Rallying to Curb Cholera Epidemic in Kasese Uganda After Severe Floods
Every year for the past 13 years, Kasese District in western Uganda East Africa experienced cholera outbreaks in a somewhat cyclical process that entailed flooding, displacement to camps and then cholera would follow. This year, the 2020 powerful floods came. More than 5000 were displaced from their homes. Reports of cholera and water borne diseases have alerted Microfinance Alliance Africa Projects Foundation.
Looking to form alliances with other partners, Microfinance Alliance Africa Projects Foundation is struggling to assist Kasese Diocese villages to improved its systems and integrated delivery of services to curb disease outbreaks resulting from consumption of unsafe water and poor hygiene.
Cholera is a highly infectious disease that causes severe watery diarrhea, which can lead to dehydration and even death if untreated. Since 2007, Kasese has every year suffered a cholera outbreak. How severe the current cases will spread is of concern.
Bishop Francis Kibira-Kambale the local Catholic leader of the region reached out to MAAPF seeking funds to mount efforts to address post flooding water and sanitation issues. He explained that cholera threat adds to Covid and hunger and malaria contributes to the suffering of his people who remain hopeful and faithful.
The Kasese situation is difficult: lack of housing is particularly troublesome. It is a crisis that access to health care facilities destroyed by floods cannot keep up with the demand for antibiotics and treatment. With no housing for hundreds displaced persons swarms of mosquitos invade temporary tents offering no resistance to malaria carrying plague. Malaria infects men, women, children weakened by starvation as crops were washed away and food rations are insufficient. Pregnant and new mothers and babies with suppressed immune system are especially at risk as malaria becomes deadly.
Plans are mobilizing purchasing and distributing water, sanitation and hygiene (WASH) supplies including hand washing facilities; well-constructed latrines and well-trained health workers offer an immediate response.

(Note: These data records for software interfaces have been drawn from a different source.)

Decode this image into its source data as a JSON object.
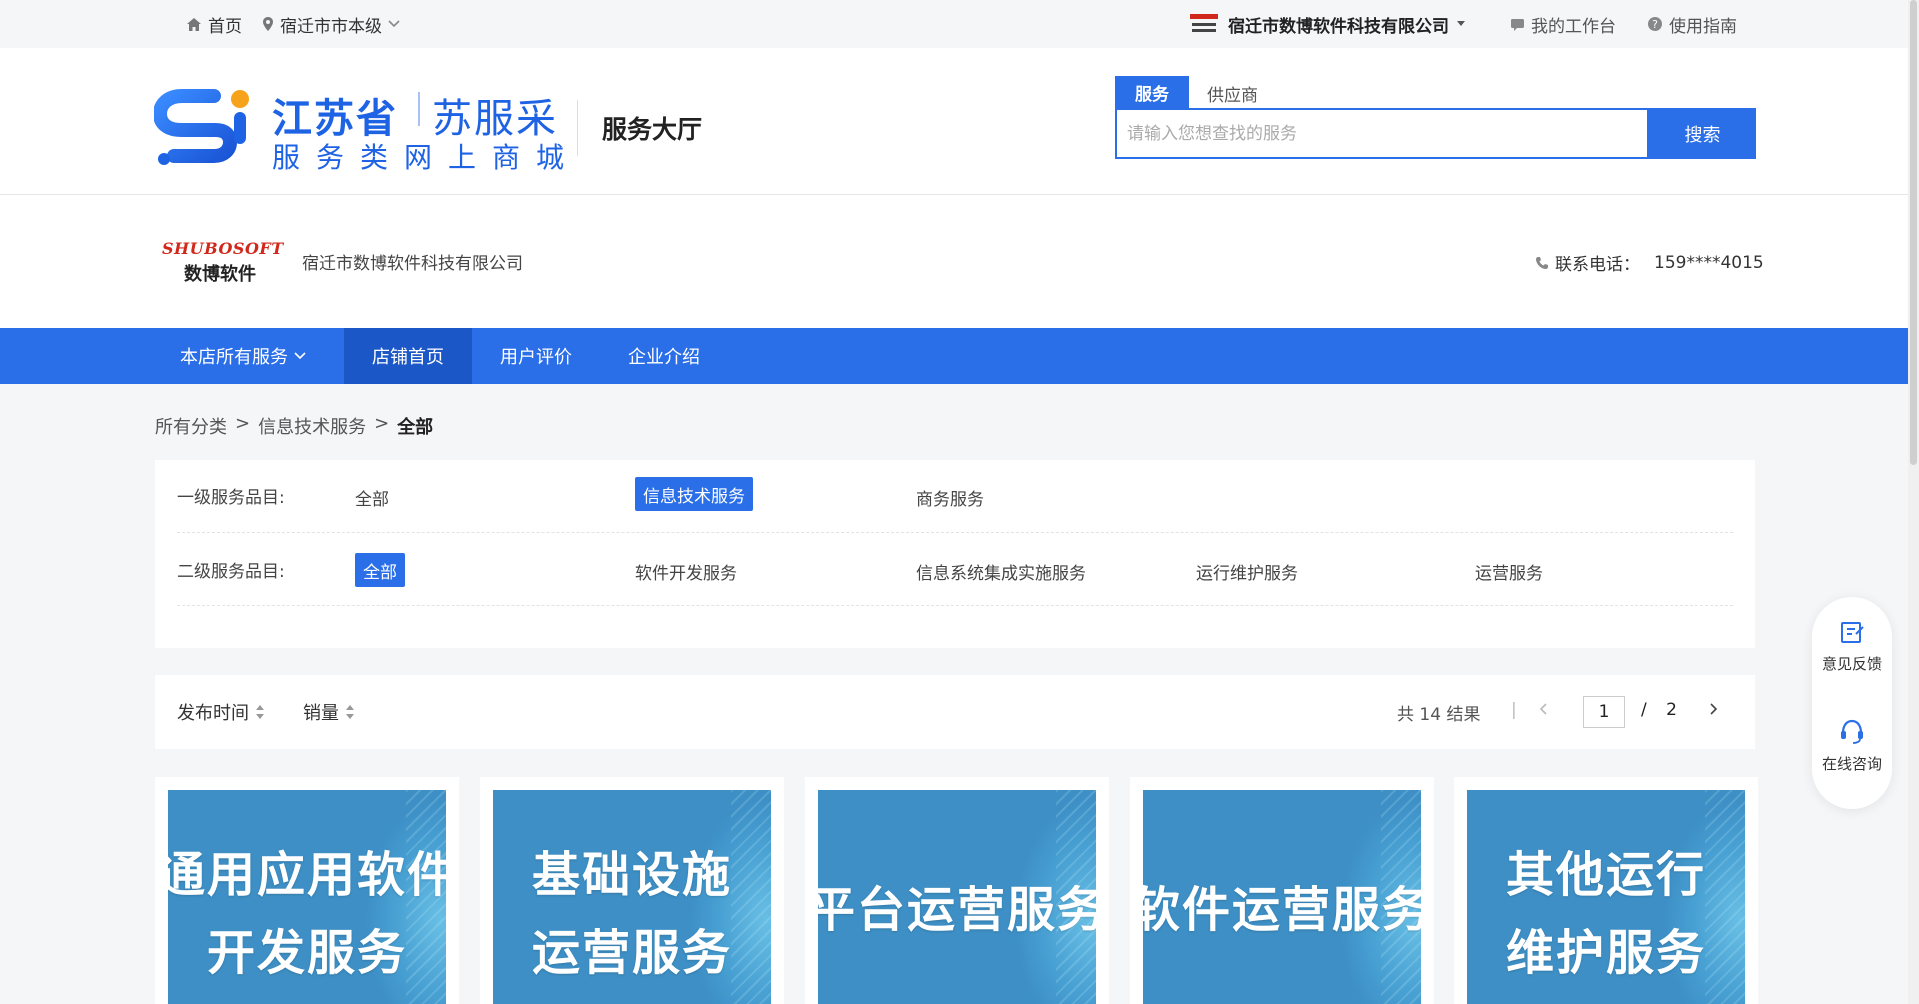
{
  "topbar": {
    "home": "首页",
    "location": "宿迁市市本级",
    "company_logo_text": "SHUBOSOFT 数博软件",
    "company": "宿迁市数博软件科技有限公司",
    "workbench": "我的工作台",
    "guide": "使用指南"
  },
  "header": {
    "logo_title": "江苏省",
    "logo_title2": "苏服采",
    "logo_sub": "服务类网上商城",
    "hall": "服务大厅"
  },
  "search": {
    "tab_active": "服务",
    "tab_other": "供应商",
    "placeholder": "请输入您想查找的服务",
    "button": "搜索"
  },
  "shop": {
    "brand_en": "SHUBOSOFT",
    "brand_cn": "数博软件",
    "name": "宿迁市数博软件科技有限公司",
    "phone_label": "联系电话：",
    "phone": "159****4015"
  },
  "nav": {
    "items": [
      "本店所有服务",
      "店铺首页",
      "用户评价",
      "企业介绍"
    ],
    "active_index": 1
  },
  "breadcrumb": {
    "items": [
      "所有分类",
      "信息技术服务",
      "全部"
    ],
    "sep": ">"
  },
  "filters": {
    "level1_label": "一级服务品目:",
    "level1_options": [
      "全部",
      "信息技术服务",
      "商务服务"
    ],
    "level1_selected": 1,
    "level2_label": "二级服务品目:",
    "level2_options": [
      "全部",
      "软件开发服务",
      "信息系统集成实施服务",
      "运行维护服务",
      "运营服务"
    ],
    "level2_selected": 0
  },
  "sort": {
    "publish_time": "发布时间",
    "sales": "销量",
    "result_text": "共 14 结果",
    "page_current": "1",
    "page_sep": "/",
    "page_total": "2"
  },
  "cards": [
    {
      "line1": "通用应用软件",
      "line2": "开发服务"
    },
    {
      "line1": "基础设施",
      "line2": "运营服务"
    },
    {
      "line1": "平台运营服务",
      "line2": ""
    },
    {
      "line1": "软件运营服务",
      "line2": ""
    },
    {
      "line1": "其他运行",
      "line2": "维护服务"
    }
  ],
  "float": {
    "feedback": "意见反馈",
    "consult": "在线咨询"
  },
  "colors": {
    "primary": "#2a6ee8",
    "nav_active": "#1c57c8",
    "card_bg": "#3d8fc5",
    "brand_red": "#d0281a"
  }
}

Fortunately, the MAAP Foundation has received a first step to enlist support as a generous grant from one local Arlington Heights family is offering to help supply: water, antibiotics, bed-nets, blankets, flour and beans, water purification assistance, hand washing, assistance. Efforts ahead need to be implemented to establish human waste sanitation systems that prevent contamination of available water used for drinking and cooking.
For more information contact:
Deacon Don Grossnickle, MAAP Foundation
US Based Charitable 5013c organization
608 415 7489 Mobile